== Entries supplied ==

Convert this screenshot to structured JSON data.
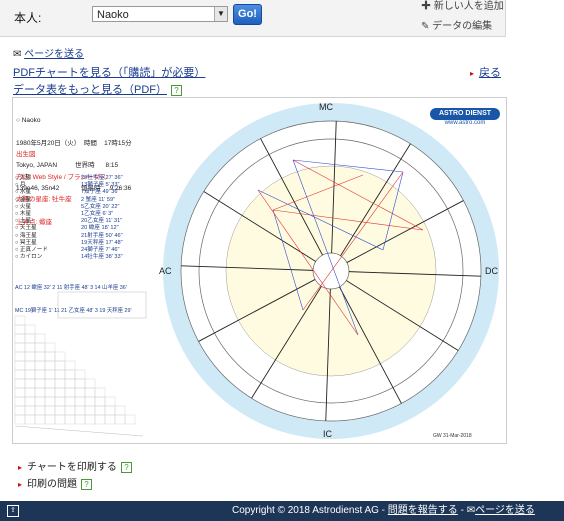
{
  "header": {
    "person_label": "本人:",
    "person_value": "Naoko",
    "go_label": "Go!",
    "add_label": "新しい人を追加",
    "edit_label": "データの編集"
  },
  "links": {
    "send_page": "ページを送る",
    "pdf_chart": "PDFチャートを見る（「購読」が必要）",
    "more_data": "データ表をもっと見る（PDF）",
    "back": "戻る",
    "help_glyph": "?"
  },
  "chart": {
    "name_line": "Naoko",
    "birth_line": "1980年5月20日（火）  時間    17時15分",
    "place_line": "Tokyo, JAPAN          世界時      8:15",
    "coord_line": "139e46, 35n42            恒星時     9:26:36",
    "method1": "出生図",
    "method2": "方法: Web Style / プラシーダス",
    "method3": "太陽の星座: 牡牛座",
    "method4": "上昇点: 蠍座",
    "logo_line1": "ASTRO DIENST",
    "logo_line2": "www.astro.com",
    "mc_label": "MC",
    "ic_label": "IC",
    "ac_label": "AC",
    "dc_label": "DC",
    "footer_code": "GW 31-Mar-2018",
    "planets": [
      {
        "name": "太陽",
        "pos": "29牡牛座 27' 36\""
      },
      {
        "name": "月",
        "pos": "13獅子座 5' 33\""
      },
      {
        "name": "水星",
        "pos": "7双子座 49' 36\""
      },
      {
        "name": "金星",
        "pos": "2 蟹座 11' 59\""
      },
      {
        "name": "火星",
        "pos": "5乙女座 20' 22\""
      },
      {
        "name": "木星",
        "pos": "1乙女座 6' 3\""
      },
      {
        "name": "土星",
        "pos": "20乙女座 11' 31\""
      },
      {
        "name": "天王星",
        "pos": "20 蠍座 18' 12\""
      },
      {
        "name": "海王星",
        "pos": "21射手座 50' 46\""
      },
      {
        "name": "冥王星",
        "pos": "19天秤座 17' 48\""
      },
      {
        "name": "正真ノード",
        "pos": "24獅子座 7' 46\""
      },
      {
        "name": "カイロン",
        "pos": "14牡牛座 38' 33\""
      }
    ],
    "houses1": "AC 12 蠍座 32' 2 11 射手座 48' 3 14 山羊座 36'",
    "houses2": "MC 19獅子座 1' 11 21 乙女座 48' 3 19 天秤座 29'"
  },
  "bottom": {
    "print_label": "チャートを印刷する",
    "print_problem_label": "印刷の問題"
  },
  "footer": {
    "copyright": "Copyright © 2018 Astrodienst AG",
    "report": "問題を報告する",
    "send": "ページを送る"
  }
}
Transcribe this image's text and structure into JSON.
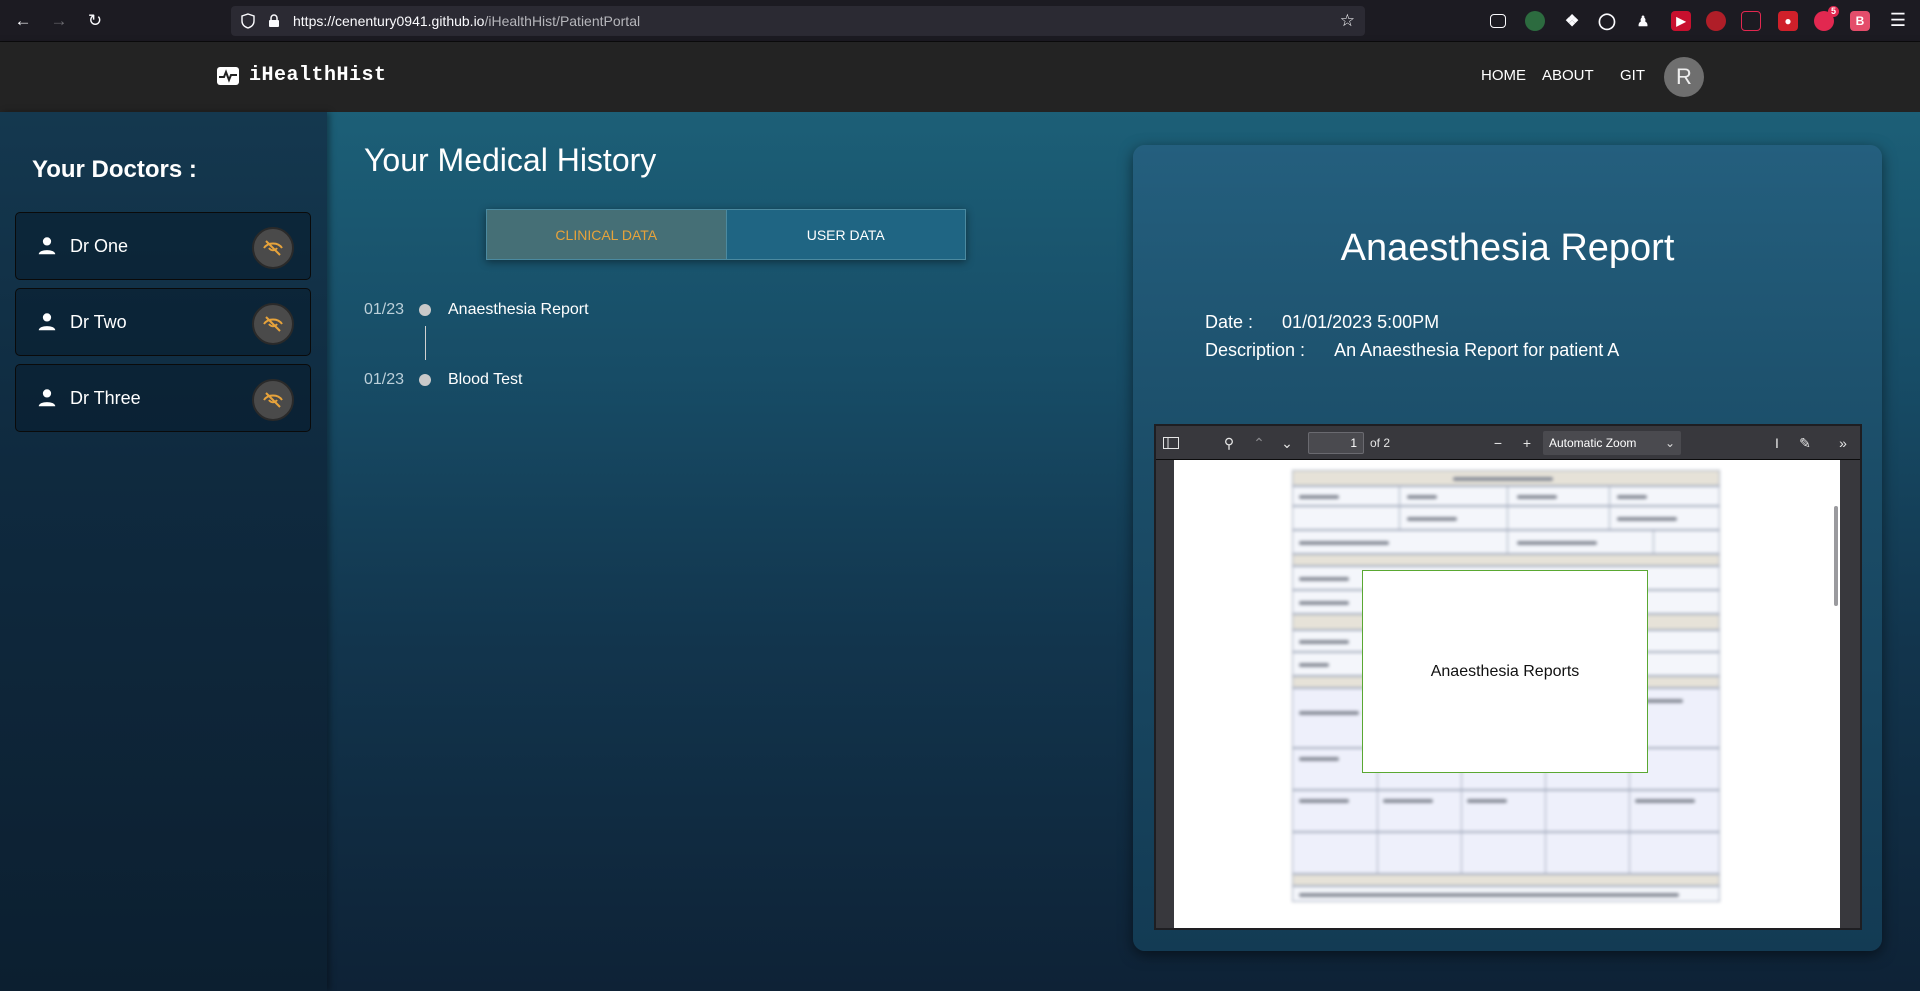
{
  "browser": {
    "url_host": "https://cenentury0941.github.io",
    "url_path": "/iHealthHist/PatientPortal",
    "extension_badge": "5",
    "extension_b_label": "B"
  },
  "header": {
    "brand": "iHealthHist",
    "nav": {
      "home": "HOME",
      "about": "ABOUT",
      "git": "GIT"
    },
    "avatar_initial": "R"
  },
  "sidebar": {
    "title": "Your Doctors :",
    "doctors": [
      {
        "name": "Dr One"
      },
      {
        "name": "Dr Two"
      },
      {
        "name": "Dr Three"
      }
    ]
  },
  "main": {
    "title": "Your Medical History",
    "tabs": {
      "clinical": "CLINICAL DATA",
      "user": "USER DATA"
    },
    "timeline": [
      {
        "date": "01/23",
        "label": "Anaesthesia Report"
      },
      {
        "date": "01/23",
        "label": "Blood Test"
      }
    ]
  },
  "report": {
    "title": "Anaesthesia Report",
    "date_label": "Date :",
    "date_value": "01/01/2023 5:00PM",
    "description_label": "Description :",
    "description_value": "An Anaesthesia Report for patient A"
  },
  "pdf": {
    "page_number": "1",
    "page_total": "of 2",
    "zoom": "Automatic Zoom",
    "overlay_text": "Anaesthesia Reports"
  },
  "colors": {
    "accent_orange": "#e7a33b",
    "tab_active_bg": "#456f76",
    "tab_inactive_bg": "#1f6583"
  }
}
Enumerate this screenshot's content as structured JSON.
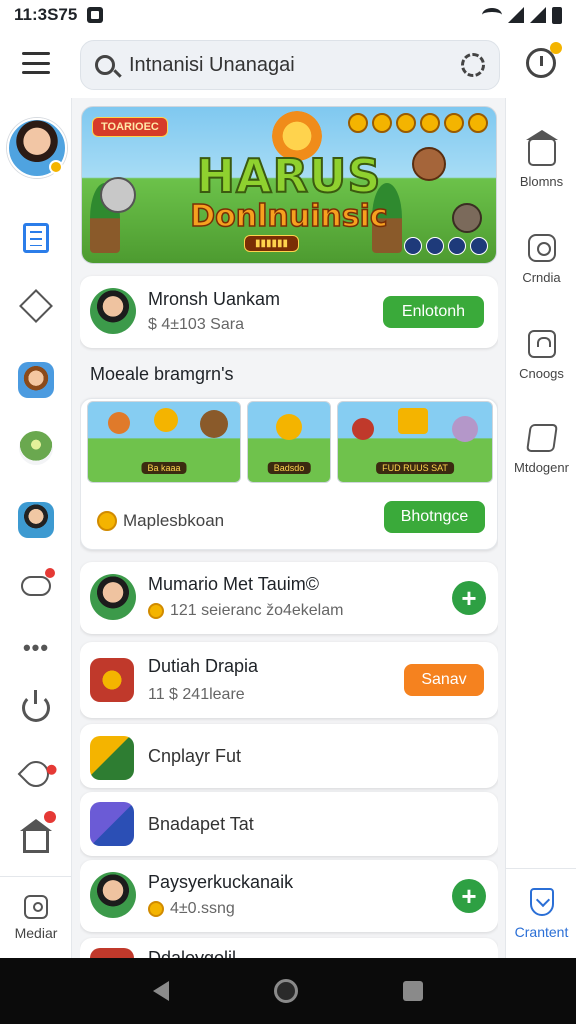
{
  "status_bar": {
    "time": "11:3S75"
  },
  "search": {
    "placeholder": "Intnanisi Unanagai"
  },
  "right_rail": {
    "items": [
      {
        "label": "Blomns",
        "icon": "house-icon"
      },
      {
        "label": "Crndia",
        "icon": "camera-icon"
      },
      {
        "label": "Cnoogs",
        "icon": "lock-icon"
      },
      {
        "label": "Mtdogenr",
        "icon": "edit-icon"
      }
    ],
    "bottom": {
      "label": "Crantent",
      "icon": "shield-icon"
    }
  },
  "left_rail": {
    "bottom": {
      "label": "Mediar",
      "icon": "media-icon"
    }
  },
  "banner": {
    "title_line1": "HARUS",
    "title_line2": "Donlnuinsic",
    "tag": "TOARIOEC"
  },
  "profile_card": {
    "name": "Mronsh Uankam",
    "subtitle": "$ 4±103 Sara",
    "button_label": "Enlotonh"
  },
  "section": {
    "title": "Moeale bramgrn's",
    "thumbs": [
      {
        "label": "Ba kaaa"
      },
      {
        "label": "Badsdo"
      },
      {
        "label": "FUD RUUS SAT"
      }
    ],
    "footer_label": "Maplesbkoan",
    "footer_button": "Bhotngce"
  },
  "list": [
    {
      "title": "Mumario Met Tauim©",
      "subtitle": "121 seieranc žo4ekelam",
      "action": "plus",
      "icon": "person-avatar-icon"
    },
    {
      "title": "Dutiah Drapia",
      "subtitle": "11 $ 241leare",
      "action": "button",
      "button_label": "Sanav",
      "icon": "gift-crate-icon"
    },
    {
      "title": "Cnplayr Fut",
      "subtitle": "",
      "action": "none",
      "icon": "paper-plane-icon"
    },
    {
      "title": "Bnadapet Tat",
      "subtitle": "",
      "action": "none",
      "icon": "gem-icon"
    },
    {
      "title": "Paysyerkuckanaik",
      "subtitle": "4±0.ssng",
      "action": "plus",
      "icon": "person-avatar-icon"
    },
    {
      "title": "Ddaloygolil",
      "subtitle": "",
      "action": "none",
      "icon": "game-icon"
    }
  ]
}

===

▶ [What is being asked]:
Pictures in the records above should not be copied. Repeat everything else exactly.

▶ [Task answer]:
Convert this screenshot to structured JSON data.
{
  "header": {
    "person_label": "本人:",
    "person_value": "Naoko",
    "go_label": "Go!",
    "add_label": "新しい人を追加",
    "edit_label": "データの編集"
  },
  "links": {
    "send_page": "ページを送る",
    "pdf_chart": "PDFチャートを見る（「購読」が必要）",
    "more_data": "データ表をもっと見る（PDF）",
    "back": "戻る",
    "help_glyph": "?"
  },
  "chart": {
    "name_line": "Naoko",
    "birth_line": "1980年5月20日（火）  時間    17時15分",
    "place_line": "Tokyo, JAPAN          世界時      8:15",
    "coord_line": "139e46, 35n42            恒星時     9:26:36",
    "method1": "出生図",
    "method2": "方法: Web Style / プラシーダス",
    "method3": "太陽の星座: 牡牛座",
    "method4": "上昇点: 蠍座",
    "logo_line1": "ASTRO DIENST",
    "logo_line2": "www.astro.com",
    "mc_label": "MC",
    "ic_label": "IC",
    "ac_label": "AC",
    "dc_label": "DC",
    "footer_code": "GW 31-Mar-2018",
    "planets": [
      {
        "name": "太陽",
        "pos": "29牡牛座 27' 36\""
      },
      {
        "name": "月",
        "pos": "13獅子座 5' 33\""
      },
      {
        "name": "水星",
        "pos": "7双子座 49' 36\""
      },
      {
        "name": "金星",
        "pos": "2 蟹座 11' 59\""
      },
      {
        "name": "火星",
        "pos": "5乙女座 20' 22\""
      },
      {
        "name": "木星",
        "pos": "1乙女座 6' 3\""
      },
      {
        "name": "土星",
        "pos": "20乙女座 11' 31\""
      },
      {
        "name": "天王星",
        "pos": "20 蠍座 18' 12\""
      },
      {
        "name": "海王星",
        "pos": "21射手座 50' 46\""
      },
      {
        "name": "冥王星",
        "pos": "19天秤座 17' 48\""
      },
      {
        "name": "正真ノード",
        "pos": "24獅子座 7' 46\""
      },
      {
        "name": "カイロン",
        "pos": "14牡牛座 38' 33\""
      }
    ],
    "houses1": "AC 12 蠍座 32' 2 11 射手座 48' 3 14 山羊座 36'",
    "houses2": "MC 19獅子座 1' 11 21 乙女座 48' 3 19 天秤座 29'"
  },
  "bottom": {
    "print_label": "チャートを印刷する",
    "print_problem_label": "印刷の問題"
  },
  "footer": {
    "copyright": "Copyright © 2018 Astrodienst AG",
    "report": "問題を報告する",
    "send": "ページを送る"
  }
}
Transcribe this image's text and structure into JSON.
{
  "browser": {
    "url_host": "https://cenentury0941.github.io",
    "url_path": "/iHealthHist/PatientPortal",
    "extension_badge": "5",
    "extension_b_label": "B"
  },
  "header": {
    "brand": "iHealthHist",
    "nav": {
      "home": "HOME",
      "about": "ABOUT",
      "git": "GIT"
    },
    "avatar_initial": "R"
  },
  "sidebar": {
    "title": "Your Doctors :",
    "doctors": [
      {
        "name": "Dr One"
      },
      {
        "name": "Dr Two"
      },
      {
        "name": "Dr Three"
      }
    ]
  },
  "main": {
    "title": "Your Medical History",
    "tabs": {
      "clinical": "CLINICAL DATA",
      "user": "USER DATA"
    },
    "timeline": [
      {
        "date": "01/23",
        "label": "Anaesthesia Report"
      },
      {
        "date": "01/23",
        "label": "Blood Test"
      }
    ]
  },
  "report": {
    "title": "Anaesthesia Report",
    "date_label": "Date :",
    "date_value": "01/01/2023 5:00PM",
    "description_label": "Description :",
    "description_value": "An Anaesthesia Report for patient A"
  },
  "pdf": {
    "page_number": "1",
    "page_total": "of 2",
    "zoom": "Automatic Zoom",
    "overlay_text": "Anaesthesia Reports"
  },
  "colors": {
    "accent_orange": "#e7a33b",
    "tab_active_bg": "#456f76",
    "tab_inactive_bg": "#1f6583"
  }
}
Enumerate this screenshot's content as structured JSON.
{
  "status_bar": {
    "time": "11:3S75"
  },
  "search": {
    "placeholder": "Intnanisi Unanagai"
  },
  "right_rail": {
    "items": [
      {
        "label": "Blomns",
        "icon": "house-icon"
      },
      {
        "label": "Crndia",
        "icon": "camera-icon"
      },
      {
        "label": "Cnoogs",
        "icon": "lock-icon"
      },
      {
        "label": "Mtdogenr",
        "icon": "edit-icon"
      }
    ],
    "bottom": {
      "label": "Crantent",
      "icon": "shield-icon"
    }
  },
  "left_rail": {
    "bottom": {
      "label": "Mediar",
      "icon": "media-icon"
    }
  },
  "banner": {
    "title_line1": "HARUS",
    "title_line2": "Donlnuinsic",
    "tag": "TOARIOEC"
  },
  "profile_card": {
    "name": "Mronsh Uankam",
    "subtitle": "$ 4±103 Sara",
    "button_label": "Enlotonh"
  },
  "section": {
    "title": "Moeale bramgrn's",
    "thumbs": [
      {
        "label": "Ba kaaa"
      },
      {
        "label": "Badsdo"
      },
      {
        "label": "FUD RUUS SAT"
      }
    ],
    "footer_label": "Maplesbkoan",
    "footer_button": "Bhotngce"
  },
  "list": [
    {
      "title": "Mumario Met Tauim©",
      "subtitle": "121 seieranc žo4ekelam",
      "action": "plus",
      "icon": "person-avatar-icon"
    },
    {
      "title": "Dutiah Drapia",
      "subtitle": "11 $ 241leare",
      "action": "button",
      "button_label": "Sanav",
      "icon": "gift-crate-icon"
    },
    {
      "title": "Cnplayr Fut",
      "subtitle": "",
      "action": "none",
      "icon": "paper-plane-icon"
    },
    {
      "title": "Bnadapet Tat",
      "subtitle": "",
      "action": "none",
      "icon": "gem-icon"
    },
    {
      "title": "Paysyerkuckanaik",
      "subtitle": "4±0.ssng",
      "action": "plus",
      "icon": "person-avatar-icon"
    },
    {
      "title": "Ddaloygolil",
      "subtitle": "",
      "action": "none",
      "icon": "game-icon"
    }
  ]
}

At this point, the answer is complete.